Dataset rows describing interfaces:
────

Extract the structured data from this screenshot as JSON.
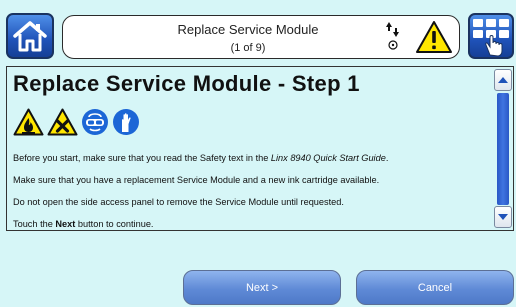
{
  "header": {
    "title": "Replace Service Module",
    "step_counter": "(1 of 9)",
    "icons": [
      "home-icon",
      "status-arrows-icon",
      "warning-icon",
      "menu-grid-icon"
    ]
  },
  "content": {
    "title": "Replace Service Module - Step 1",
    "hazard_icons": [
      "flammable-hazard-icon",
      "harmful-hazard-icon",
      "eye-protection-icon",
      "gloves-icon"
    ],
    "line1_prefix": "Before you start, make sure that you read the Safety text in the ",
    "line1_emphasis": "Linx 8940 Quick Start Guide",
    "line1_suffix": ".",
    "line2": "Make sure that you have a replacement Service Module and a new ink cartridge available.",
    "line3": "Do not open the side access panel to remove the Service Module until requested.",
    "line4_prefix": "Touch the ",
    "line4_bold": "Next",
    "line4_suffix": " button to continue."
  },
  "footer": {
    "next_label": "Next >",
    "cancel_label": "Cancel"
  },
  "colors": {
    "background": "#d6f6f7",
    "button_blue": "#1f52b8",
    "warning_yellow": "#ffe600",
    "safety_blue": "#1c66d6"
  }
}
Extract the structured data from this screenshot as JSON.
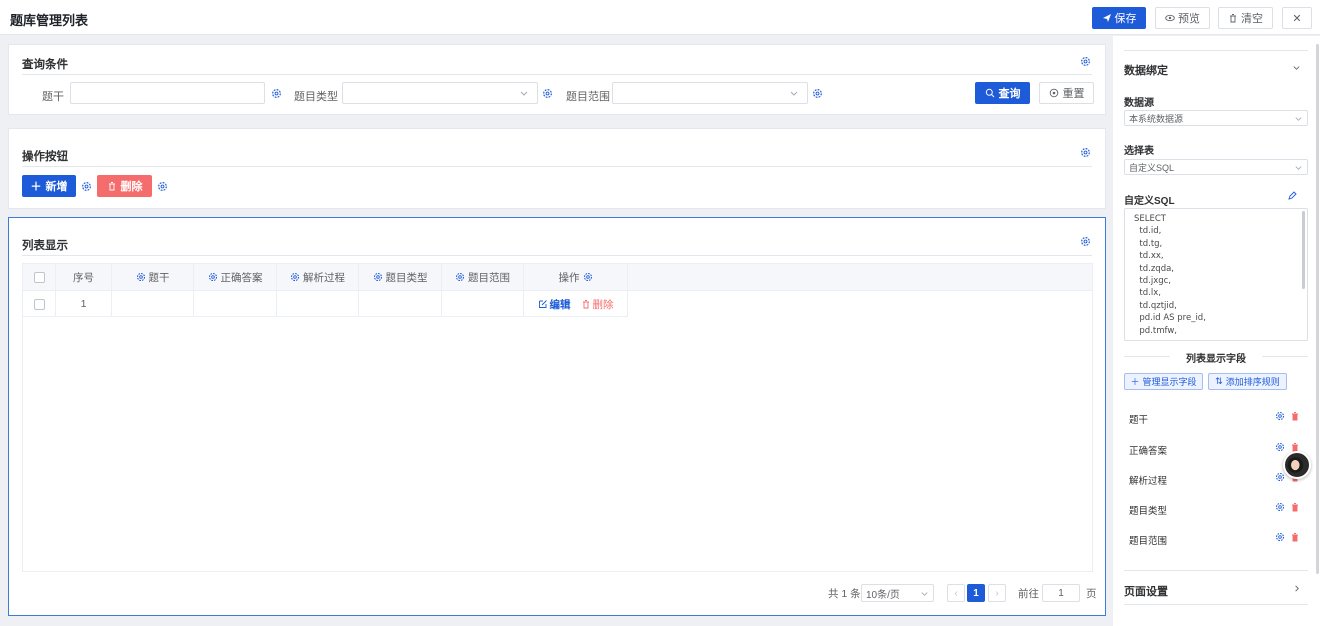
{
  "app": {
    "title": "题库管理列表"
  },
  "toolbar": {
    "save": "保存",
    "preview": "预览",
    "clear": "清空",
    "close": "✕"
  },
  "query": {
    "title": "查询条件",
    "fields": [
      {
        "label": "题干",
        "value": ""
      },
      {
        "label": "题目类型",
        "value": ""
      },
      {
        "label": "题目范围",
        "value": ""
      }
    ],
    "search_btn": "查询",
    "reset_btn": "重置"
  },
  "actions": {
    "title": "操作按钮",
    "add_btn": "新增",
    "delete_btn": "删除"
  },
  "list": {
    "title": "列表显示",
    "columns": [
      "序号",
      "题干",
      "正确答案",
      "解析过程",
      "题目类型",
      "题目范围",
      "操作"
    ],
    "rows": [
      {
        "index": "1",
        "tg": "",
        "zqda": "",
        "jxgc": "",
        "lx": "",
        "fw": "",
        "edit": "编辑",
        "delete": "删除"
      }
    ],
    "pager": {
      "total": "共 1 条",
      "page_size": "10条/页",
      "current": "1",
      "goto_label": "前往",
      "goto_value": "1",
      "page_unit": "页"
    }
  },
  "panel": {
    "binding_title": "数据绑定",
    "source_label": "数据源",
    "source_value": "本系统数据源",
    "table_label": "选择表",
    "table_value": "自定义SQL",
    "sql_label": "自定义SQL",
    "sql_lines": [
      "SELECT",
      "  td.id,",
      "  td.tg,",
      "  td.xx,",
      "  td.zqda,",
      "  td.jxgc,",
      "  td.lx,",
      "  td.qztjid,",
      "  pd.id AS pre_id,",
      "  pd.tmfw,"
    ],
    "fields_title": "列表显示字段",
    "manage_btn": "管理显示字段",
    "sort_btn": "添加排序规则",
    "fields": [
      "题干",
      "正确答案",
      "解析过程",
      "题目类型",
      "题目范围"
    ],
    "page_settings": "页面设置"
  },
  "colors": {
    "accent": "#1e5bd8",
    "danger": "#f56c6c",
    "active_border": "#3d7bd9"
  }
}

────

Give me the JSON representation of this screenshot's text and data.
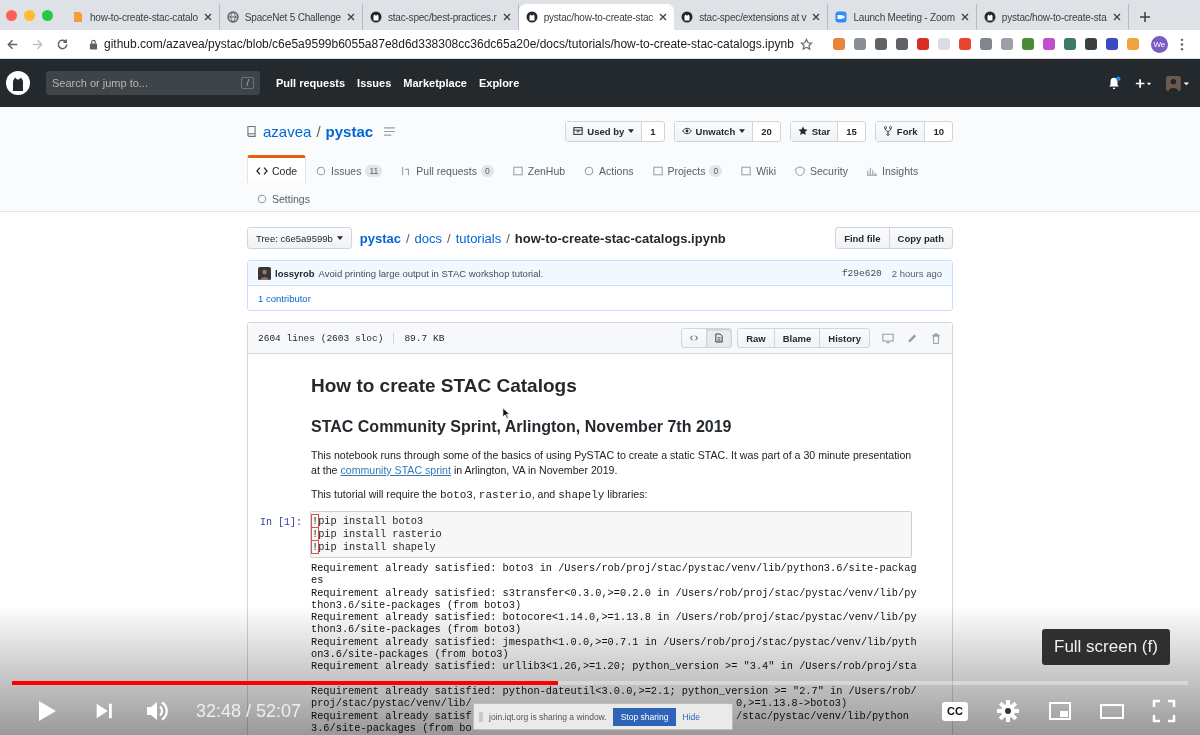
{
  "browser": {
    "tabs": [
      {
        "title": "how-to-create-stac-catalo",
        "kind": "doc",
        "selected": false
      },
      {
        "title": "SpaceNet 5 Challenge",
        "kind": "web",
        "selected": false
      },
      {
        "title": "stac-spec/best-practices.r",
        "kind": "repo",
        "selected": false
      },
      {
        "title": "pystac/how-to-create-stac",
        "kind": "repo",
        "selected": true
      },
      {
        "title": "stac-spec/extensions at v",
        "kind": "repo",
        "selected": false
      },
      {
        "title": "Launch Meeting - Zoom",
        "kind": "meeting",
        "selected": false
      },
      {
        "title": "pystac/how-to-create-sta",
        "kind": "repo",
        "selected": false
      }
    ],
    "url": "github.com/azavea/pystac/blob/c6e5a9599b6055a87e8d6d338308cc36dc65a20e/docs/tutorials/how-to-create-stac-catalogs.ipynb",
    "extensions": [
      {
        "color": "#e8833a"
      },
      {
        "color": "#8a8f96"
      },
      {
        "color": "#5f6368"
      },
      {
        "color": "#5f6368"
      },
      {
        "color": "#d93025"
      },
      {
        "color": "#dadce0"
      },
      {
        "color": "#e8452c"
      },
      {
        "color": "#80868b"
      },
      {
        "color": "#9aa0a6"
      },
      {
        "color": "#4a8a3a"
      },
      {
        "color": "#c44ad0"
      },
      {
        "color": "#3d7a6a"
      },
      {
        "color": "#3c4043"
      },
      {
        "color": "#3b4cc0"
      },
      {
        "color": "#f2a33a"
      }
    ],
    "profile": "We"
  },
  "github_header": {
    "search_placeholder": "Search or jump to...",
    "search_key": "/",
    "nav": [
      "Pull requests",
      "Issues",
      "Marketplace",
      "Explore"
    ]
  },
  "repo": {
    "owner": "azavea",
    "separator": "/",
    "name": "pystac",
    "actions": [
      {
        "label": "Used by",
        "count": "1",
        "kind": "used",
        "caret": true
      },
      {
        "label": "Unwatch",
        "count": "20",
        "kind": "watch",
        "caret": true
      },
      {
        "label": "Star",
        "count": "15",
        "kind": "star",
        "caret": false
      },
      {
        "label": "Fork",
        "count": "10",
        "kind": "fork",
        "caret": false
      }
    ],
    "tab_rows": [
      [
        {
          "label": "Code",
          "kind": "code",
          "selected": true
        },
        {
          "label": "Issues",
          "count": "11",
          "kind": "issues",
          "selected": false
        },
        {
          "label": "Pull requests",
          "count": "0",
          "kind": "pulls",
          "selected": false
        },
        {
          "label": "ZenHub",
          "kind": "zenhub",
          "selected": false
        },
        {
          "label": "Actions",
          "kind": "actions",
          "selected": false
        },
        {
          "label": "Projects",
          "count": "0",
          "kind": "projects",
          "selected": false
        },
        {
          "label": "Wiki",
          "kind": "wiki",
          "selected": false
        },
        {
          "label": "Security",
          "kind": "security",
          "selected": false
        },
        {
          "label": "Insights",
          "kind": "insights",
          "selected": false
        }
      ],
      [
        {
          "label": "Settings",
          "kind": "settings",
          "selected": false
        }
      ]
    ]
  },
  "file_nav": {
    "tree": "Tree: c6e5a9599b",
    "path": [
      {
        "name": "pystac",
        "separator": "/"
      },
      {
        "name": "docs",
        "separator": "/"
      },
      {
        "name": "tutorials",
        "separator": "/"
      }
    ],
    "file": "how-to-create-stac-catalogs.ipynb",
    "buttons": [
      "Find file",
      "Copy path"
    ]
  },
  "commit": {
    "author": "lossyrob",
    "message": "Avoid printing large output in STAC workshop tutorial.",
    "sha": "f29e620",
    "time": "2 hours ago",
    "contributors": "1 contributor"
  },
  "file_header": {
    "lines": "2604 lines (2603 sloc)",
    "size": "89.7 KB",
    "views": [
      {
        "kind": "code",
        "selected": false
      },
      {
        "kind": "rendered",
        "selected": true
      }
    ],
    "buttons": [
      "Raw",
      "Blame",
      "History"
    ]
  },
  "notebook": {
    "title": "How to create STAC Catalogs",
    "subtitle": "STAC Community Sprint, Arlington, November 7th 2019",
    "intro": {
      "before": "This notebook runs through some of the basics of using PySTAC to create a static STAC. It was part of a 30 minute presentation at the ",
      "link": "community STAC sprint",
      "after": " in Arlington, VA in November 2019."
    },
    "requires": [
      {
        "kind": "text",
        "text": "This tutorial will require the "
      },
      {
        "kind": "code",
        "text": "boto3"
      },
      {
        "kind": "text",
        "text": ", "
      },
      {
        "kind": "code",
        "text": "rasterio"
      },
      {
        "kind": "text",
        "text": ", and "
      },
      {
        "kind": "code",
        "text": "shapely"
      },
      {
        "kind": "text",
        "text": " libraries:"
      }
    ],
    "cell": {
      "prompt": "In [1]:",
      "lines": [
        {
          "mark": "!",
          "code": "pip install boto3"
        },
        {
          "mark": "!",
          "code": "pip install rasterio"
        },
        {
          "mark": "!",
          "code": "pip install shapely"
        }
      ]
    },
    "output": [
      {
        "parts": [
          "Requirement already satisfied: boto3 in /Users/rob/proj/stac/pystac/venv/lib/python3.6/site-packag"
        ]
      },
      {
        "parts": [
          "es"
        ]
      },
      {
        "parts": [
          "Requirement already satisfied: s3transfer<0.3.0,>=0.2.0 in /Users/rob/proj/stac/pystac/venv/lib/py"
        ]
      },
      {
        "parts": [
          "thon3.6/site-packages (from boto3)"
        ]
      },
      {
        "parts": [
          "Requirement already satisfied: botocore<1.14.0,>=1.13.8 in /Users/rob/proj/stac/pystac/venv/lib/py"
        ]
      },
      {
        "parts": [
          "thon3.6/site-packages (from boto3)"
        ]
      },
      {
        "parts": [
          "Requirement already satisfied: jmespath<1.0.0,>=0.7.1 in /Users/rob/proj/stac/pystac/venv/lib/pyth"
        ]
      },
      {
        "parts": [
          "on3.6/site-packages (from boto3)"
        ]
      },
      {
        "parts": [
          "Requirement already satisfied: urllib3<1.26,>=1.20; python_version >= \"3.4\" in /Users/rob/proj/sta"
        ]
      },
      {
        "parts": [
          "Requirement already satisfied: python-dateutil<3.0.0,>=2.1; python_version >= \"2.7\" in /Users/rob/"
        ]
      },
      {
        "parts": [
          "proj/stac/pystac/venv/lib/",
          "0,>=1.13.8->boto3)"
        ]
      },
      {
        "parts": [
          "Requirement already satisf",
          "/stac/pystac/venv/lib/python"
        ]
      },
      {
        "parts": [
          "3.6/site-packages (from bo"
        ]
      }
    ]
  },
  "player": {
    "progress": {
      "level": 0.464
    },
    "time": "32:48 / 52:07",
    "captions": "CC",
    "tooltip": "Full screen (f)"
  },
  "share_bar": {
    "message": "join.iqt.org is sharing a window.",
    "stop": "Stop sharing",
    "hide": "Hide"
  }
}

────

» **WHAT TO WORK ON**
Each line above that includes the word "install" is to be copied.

» **RESPONSE BOX**
          "code": "pip install boto3"
          "code": "pip install rasterio"
          "code": "pip install shapely"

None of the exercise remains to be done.